Please return every line from the entries that has the string "cloud" in it.

Collection entries:
------------------------------

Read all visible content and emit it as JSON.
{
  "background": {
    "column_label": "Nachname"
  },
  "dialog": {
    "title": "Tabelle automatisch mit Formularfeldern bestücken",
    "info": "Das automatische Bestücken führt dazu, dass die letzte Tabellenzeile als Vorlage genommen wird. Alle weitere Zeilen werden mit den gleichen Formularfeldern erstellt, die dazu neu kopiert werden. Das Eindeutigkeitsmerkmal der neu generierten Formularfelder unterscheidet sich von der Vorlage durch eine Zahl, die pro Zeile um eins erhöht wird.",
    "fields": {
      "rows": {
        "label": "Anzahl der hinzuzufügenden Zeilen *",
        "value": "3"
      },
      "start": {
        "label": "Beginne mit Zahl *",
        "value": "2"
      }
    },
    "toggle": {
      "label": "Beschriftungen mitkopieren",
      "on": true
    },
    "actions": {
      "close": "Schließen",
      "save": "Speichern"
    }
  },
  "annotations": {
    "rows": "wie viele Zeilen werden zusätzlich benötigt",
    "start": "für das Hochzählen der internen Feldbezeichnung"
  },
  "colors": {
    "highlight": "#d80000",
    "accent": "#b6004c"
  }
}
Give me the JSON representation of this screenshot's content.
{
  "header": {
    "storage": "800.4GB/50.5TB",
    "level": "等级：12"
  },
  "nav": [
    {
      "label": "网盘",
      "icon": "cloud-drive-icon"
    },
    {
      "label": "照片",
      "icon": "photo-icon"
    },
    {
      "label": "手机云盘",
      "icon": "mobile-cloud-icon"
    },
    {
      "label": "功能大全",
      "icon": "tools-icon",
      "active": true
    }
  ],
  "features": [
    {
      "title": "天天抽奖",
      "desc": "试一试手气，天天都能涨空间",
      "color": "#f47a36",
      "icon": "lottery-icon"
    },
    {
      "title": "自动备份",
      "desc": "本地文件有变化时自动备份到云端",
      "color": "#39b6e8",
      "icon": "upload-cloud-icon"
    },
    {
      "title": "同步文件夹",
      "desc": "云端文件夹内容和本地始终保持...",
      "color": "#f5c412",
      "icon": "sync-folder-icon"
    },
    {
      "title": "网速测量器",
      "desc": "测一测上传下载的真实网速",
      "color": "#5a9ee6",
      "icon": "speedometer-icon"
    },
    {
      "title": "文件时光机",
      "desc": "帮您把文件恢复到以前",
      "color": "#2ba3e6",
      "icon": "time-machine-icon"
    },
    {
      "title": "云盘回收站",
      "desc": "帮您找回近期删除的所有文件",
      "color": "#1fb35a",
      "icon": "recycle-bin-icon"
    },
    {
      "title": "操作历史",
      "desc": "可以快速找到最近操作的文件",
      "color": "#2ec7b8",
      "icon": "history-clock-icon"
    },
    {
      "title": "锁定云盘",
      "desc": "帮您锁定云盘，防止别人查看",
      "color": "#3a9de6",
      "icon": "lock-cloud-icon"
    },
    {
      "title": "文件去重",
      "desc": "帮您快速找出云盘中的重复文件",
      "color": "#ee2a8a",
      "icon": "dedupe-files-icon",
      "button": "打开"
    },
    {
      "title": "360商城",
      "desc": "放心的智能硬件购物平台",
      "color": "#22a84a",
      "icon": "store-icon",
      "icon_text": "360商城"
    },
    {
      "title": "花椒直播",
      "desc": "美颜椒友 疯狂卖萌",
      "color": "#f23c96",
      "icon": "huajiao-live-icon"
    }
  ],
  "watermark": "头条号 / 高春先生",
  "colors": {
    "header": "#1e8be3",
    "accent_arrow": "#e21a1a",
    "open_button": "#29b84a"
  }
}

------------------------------

RESULT BELOW:
      "icon": "cloud-drive-icon"
      "icon": "mobile-cloud-icon"
      "icon": "upload-cloud-icon"
      "icon": "lock-cloud-icon"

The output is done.